Prompt:
In the entries below, every line that contains "then" must be located and copied.

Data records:
[Start of Attachment]
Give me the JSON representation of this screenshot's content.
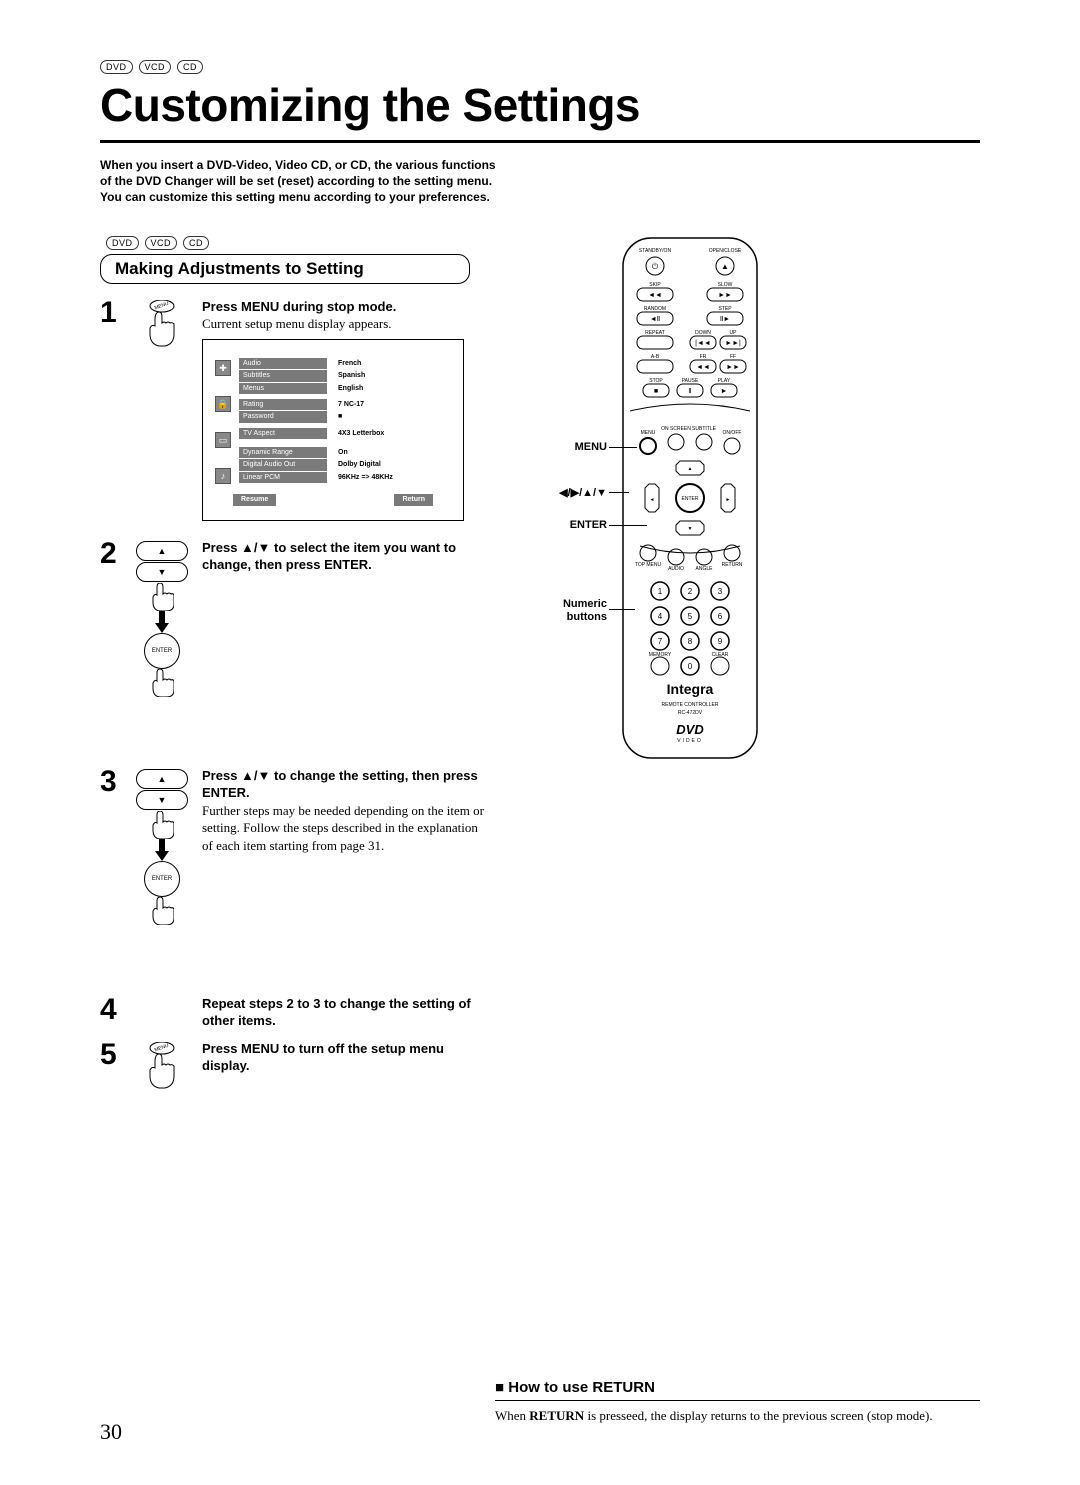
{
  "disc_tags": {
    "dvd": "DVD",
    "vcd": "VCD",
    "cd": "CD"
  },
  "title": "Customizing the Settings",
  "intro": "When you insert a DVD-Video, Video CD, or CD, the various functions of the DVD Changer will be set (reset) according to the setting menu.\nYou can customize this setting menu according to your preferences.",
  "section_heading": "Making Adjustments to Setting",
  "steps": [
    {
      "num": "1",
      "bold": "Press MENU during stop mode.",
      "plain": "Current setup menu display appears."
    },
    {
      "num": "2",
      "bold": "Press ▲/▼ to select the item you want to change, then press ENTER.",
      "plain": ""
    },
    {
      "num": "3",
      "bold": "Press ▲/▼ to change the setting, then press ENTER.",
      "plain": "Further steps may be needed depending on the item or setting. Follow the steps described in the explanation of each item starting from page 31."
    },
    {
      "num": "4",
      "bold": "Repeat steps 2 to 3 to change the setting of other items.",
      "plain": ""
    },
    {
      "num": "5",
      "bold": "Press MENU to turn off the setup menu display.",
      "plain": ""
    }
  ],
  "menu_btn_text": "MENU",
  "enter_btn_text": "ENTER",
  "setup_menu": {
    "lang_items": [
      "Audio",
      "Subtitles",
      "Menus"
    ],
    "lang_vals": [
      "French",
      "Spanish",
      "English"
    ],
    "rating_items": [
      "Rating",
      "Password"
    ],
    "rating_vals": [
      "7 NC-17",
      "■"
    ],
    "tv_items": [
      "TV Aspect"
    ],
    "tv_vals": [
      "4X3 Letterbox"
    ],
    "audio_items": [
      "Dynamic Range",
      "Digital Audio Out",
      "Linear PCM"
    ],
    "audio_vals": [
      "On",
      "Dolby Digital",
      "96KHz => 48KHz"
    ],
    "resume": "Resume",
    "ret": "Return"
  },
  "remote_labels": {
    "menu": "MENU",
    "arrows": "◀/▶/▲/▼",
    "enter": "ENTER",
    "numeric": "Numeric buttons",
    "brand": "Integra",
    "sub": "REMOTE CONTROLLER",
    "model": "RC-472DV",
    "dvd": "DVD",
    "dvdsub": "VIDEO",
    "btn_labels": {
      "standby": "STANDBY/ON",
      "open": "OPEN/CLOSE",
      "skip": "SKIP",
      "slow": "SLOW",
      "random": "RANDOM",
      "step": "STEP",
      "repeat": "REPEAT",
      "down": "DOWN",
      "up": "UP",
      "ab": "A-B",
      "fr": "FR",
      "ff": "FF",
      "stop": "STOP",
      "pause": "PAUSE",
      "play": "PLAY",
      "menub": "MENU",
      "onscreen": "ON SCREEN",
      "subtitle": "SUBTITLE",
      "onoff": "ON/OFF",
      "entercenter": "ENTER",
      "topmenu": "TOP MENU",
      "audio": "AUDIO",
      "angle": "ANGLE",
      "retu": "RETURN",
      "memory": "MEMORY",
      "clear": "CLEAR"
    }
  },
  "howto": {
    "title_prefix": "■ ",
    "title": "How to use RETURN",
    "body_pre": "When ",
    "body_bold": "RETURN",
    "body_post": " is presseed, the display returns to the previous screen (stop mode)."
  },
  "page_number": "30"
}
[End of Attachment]
Your response:
      "bold": "Press ▲/▼ to select the item you want to change, then press ENTER.",
      "bold": "Press ▲/▼ to change the setting, then press ENTER.",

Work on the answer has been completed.